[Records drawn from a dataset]
━━━━

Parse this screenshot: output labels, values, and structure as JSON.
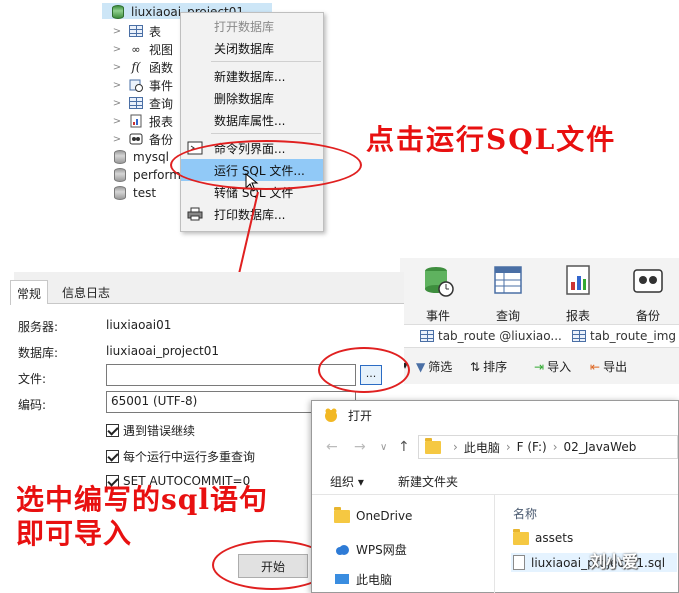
{
  "tree": {
    "connection": "liuxiaoai_project01",
    "items": [
      {
        "label": "表",
        "icon": "table-icon"
      },
      {
        "label": "视图",
        "icon": "view-icon"
      },
      {
        "label": "函数",
        "icon": "function-icon"
      },
      {
        "label": "事件",
        "icon": "event-icon"
      },
      {
        "label": "查询",
        "icon": "query-icon"
      },
      {
        "label": "报表",
        "icon": "report-icon"
      },
      {
        "label": "备份",
        "icon": "backup-icon"
      }
    ],
    "databases": [
      "mysql",
      "perform",
      "test"
    ]
  },
  "context_menu": {
    "items": [
      {
        "label": "打开数据库",
        "disabled": true
      },
      {
        "label": "关闭数据库"
      },
      {
        "label": "新建数据库..."
      },
      {
        "label": "删除数据库"
      },
      {
        "label": "数据库属性..."
      },
      {
        "label": "命令列界面..."
      },
      {
        "label": "运行 SQL 文件...",
        "highlighted": true
      },
      {
        "label": "转储 SQL 文件"
      },
      {
        "label": "打印数据库..."
      }
    ]
  },
  "annotations": {
    "run_sql": "点击运行SQL文件",
    "select_line1": "选中编写的sql语句",
    "select_line2": "即可导入"
  },
  "dialog": {
    "tabs": [
      "常规",
      "信息日志"
    ],
    "server_label": "服务器:",
    "server_value": "liuxiaoai01",
    "database_label": "数据库:",
    "database_value": "liuxiaoai_project01",
    "file_label": "文件:",
    "file_value": "",
    "browse_label": "...",
    "encoding_label": "编码:",
    "encoding_value": "65001 (UTF-8)",
    "options": [
      {
        "label": "遇到错误继续",
        "checked": true
      },
      {
        "label": "每个运行中运行多重查询",
        "checked": true
      },
      {
        "label": "SET AUTOCOMMIT=0",
        "checked": true
      }
    ],
    "start_label": "开始"
  },
  "toolbar": {
    "buttons": [
      {
        "label": "事件",
        "icon": "event-icon"
      },
      {
        "label": "查询",
        "icon": "query-icon"
      },
      {
        "label": "报表",
        "icon": "report-icon"
      },
      {
        "label": "备份",
        "icon": "backup-icon"
      }
    ],
    "tabs": [
      "tab_route @liuxiao...",
      "tab_route_img"
    ],
    "actions": [
      "筛选",
      "排序",
      "导入",
      "导出"
    ]
  },
  "open_dialog": {
    "title": "打开",
    "path": [
      "此电脑",
      "F (F:)",
      "02_JavaWeb"
    ],
    "organize": "组织 ▾",
    "new_folder": "新建文件夹",
    "nav_items": [
      "OneDrive",
      "WPS网盘",
      "此电脑"
    ],
    "column_name": "名称",
    "files": [
      {
        "name": "assets",
        "type": "folder"
      },
      {
        "name": "liuxiaoai_project01.sql",
        "type": "file"
      }
    ]
  },
  "watermark": "刘小爱",
  "colors": {
    "annotation": "#e81010",
    "highlight": "#91c9f7",
    "selection": "#cde6f7"
  }
}
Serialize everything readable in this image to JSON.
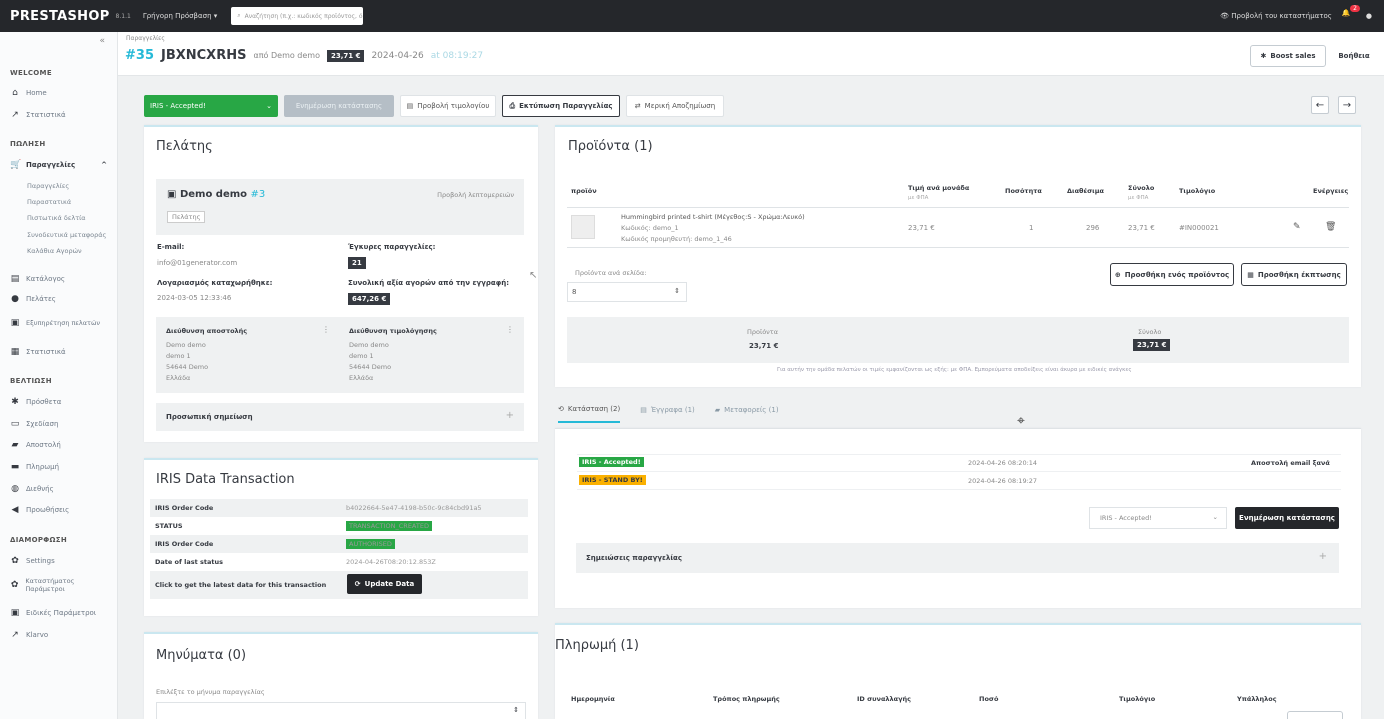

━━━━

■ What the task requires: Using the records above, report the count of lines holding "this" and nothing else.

■ Solution to the problem: 2